- [WHAT IS REQUIRED]:
For the records below, say how many lines contain the string "button". Give the number only.

RECORDS TO PROCESS Block Start

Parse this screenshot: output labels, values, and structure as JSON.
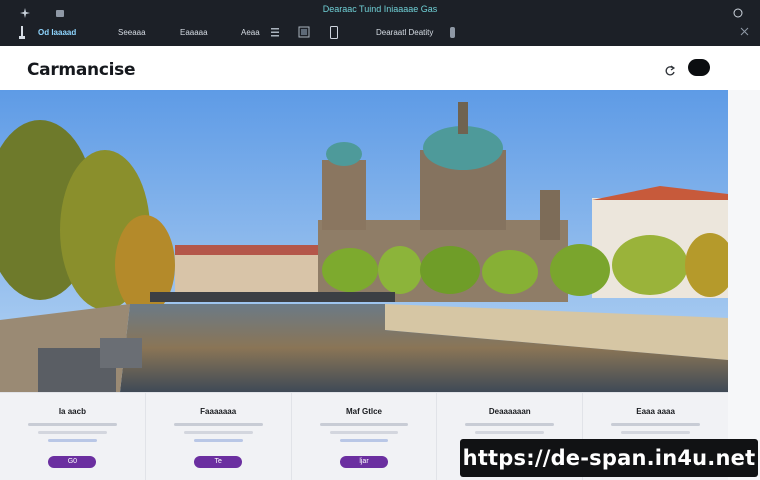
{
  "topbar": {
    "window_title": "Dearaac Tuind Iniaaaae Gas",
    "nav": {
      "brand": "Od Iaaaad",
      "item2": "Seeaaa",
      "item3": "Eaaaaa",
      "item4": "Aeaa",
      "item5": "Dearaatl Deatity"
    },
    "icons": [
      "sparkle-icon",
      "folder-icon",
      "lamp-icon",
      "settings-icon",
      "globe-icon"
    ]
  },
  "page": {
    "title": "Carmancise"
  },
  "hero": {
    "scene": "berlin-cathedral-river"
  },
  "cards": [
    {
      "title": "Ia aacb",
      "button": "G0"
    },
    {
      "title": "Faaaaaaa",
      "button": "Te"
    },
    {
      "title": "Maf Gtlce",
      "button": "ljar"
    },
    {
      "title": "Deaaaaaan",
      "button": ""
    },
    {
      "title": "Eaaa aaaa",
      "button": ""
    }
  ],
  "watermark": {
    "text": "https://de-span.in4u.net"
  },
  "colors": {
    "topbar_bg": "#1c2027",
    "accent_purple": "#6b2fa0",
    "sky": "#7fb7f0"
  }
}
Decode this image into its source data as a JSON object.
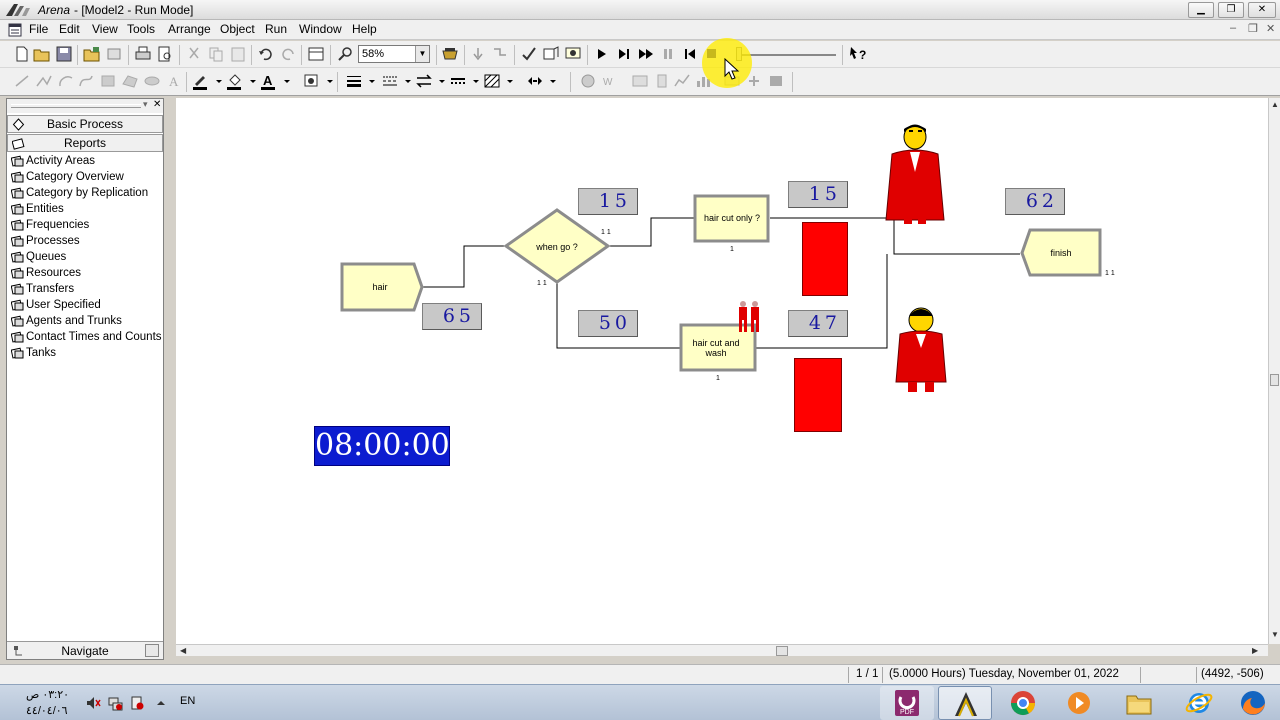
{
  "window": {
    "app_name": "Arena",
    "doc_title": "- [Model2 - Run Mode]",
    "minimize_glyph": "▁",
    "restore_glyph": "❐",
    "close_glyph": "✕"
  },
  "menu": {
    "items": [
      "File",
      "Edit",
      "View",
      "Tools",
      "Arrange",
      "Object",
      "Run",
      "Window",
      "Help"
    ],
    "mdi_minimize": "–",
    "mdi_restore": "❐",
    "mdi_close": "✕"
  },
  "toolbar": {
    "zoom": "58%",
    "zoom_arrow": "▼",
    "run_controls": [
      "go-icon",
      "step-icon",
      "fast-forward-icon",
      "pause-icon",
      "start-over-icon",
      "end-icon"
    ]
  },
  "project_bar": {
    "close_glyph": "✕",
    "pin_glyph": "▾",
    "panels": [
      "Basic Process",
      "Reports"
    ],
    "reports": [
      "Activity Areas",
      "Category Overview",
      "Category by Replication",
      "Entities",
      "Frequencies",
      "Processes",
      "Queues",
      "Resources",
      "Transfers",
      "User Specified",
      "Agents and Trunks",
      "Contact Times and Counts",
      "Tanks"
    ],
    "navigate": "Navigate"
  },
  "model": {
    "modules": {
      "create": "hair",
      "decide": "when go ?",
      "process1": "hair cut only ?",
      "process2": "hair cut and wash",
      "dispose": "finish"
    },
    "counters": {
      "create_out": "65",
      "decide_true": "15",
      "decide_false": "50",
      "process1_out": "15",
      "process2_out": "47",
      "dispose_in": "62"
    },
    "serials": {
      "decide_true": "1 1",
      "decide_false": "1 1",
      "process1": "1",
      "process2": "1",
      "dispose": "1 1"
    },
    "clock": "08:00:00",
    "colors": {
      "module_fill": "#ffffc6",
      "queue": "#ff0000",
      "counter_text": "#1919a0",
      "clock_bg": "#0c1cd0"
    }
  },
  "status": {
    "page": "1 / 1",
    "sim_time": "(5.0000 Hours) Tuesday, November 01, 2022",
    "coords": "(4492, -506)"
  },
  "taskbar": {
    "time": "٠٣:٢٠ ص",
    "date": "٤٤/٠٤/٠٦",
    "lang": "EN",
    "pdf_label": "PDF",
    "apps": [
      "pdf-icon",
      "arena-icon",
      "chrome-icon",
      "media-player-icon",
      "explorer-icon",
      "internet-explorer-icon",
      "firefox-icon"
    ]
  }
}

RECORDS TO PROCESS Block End
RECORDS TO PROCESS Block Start

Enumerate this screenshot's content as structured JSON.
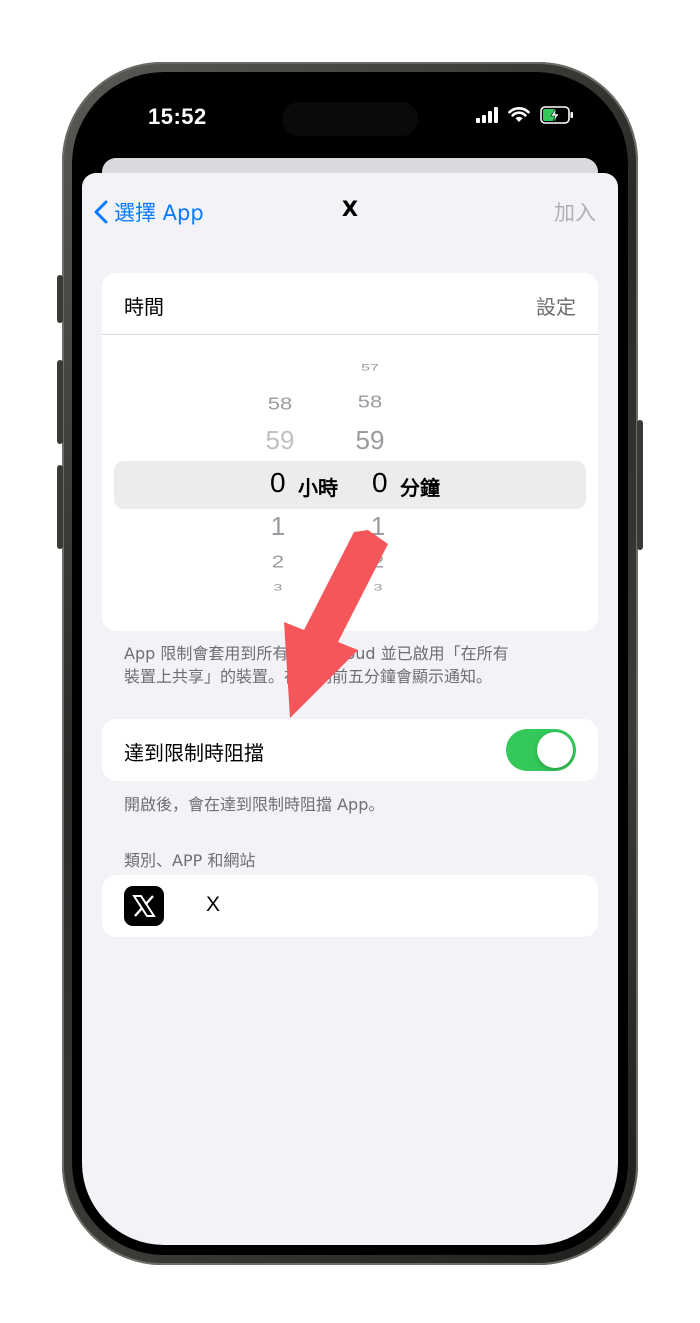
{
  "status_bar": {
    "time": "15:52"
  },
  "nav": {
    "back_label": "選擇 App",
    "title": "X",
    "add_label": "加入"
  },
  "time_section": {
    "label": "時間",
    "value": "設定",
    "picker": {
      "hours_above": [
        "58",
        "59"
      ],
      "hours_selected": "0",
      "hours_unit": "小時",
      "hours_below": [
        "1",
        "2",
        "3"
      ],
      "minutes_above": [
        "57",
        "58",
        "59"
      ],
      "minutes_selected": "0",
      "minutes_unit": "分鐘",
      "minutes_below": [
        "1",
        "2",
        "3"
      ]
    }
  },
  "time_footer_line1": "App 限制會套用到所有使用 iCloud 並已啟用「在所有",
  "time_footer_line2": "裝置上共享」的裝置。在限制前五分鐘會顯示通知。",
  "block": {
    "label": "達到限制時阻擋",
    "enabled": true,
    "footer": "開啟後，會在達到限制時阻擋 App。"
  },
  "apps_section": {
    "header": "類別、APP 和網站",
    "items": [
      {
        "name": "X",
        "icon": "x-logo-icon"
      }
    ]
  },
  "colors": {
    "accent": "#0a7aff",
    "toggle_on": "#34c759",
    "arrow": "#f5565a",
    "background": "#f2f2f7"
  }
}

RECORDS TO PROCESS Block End

- [REPLY TO THE TASK]:
5